Labor have blamed Federal Member for Parkes Mark Coulton for rises in healthcare costs after questions answered by the Department of Health indicated that the average out of cost price for a GP visit had risen in recent years.
Labor Senator Deborah O'Neill claimed that health care costs have 'never been higher' than the current federal government after the average out of pocket cost for a non-referred GP visit was shown to have risen to $36.32 by the 2018 - 2019 period.
Senator O'Neill said that the average increase represented a 'record high' across the term of the last three governments, with costs rising by $8.68 - a 31% increase - since the Coalition led by Tony Abbott was elected in 2013.
Figured provided to Senator O'Neill by the the government's Department of Health also show that specialist out of pocket fees have risen in the same time period, rising by 51% since 2013, an increase of $29.72 to a total average cost of $88.47.
Senator O'Neill accused the federal government of failing to prevent price rises as a result of Coalition policy over the previous three governments, stating that 'neglect' had led to the increases.

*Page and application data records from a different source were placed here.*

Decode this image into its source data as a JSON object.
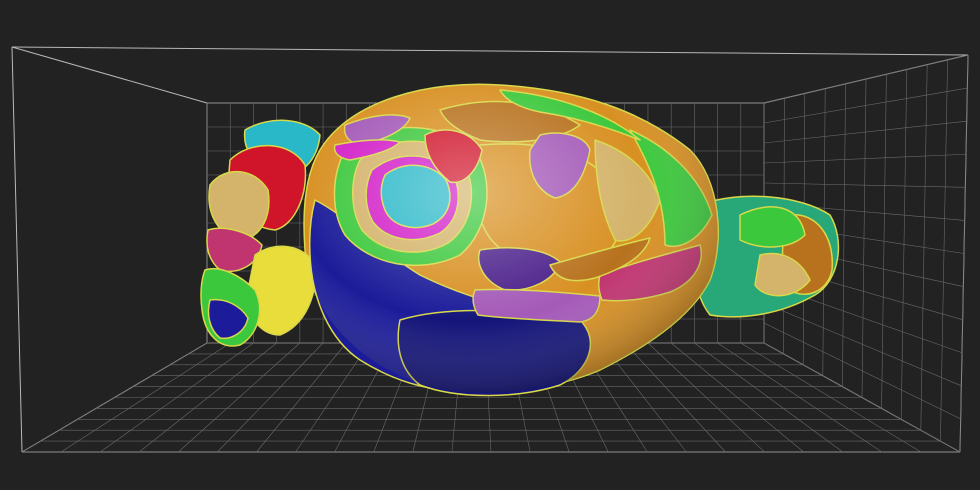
{
  "scene": {
    "background": "#222222",
    "box_color": "#b8b8b8",
    "grid_color": "#6a6a6a",
    "outline_color": "#d8d84a"
  },
  "palette": {
    "red": "#d0142a",
    "cyan": "#29b8c8",
    "tan": "#d4b36a",
    "yellow": "#e8dd3a",
    "blue": "#1c1c9a",
    "navy": "#14147a",
    "green": "#3cc83c",
    "magenta": "#d21ec8",
    "purple": "#a45ab8",
    "brown": "#b8721e",
    "orange": "#d89022",
    "teal": "#28a878",
    "pink": "#c03470",
    "violet": "#4a1e8a"
  }
}
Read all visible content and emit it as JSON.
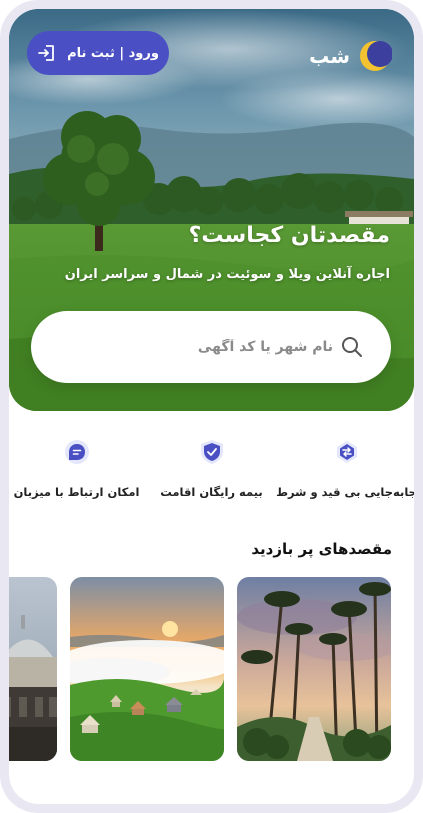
{
  "brand": {
    "name": "شب"
  },
  "header": {
    "login_label": "ورود | ثبت نام"
  },
  "hero": {
    "title": "مقصدتان کجاست؟",
    "subtitle": "اجاره آنلاین ویلا و سوئیت در شمال و سراسر ایران"
  },
  "search": {
    "placeholder": "نام شهر یا کد آگهی",
    "value": ""
  },
  "features": [
    {
      "label": "جابه‌جایی بی قید و شرط",
      "icon": "swap-icon"
    },
    {
      "label": "بیمه رایگان اقامت",
      "icon": "shield-check-icon"
    },
    {
      "label": "امکان ارتباط با میزبان",
      "icon": "chat-icon"
    }
  ],
  "destinations": {
    "title": "مقصدهای پر بازدید",
    "cards": [
      {
        "image": "palm-avenue-photo"
      },
      {
        "image": "misty-mountain-village-photo"
      },
      {
        "image": "domed-building-photo"
      }
    ]
  },
  "colors": {
    "accent": "#4a4fc4",
    "icon_bg": "#e4e6fb",
    "logo_yellow": "#f2c230"
  }
}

"After the Liberals tried and failed to impose a GP Tax, they introduced the Medicare freeze, a GP Tax-by-stealth", Senator O'Neill said.
Senator O'Neill linked the decision to policy formed by Prime Minister Scott Morrison in his then role as treasurer.
"Scott Morrison extended the freeze as Treasurer, leading directly to the out-of-pocket costs that people in Parkesface today."
"Health costs have never been higher than under Scott Morrison."
The data provided by the Department of Health also indicated that the percentage of patients in Parkes who bulk bill all of their non-referred GP costs had fluctuated over the same time period, moving upwards from 69.5% in 2012 - 2013 to a high 72.7% in 2017 - 2018, before a slight decrease to 72.6% across 2018 - 2019.
The bulk billing rate for specialist attendances across the same period of time has steadily increased to a high of 47.8% across 2018 - 2019.
Mr Coulton was contacted for comment, but was unable to reply in time for publication.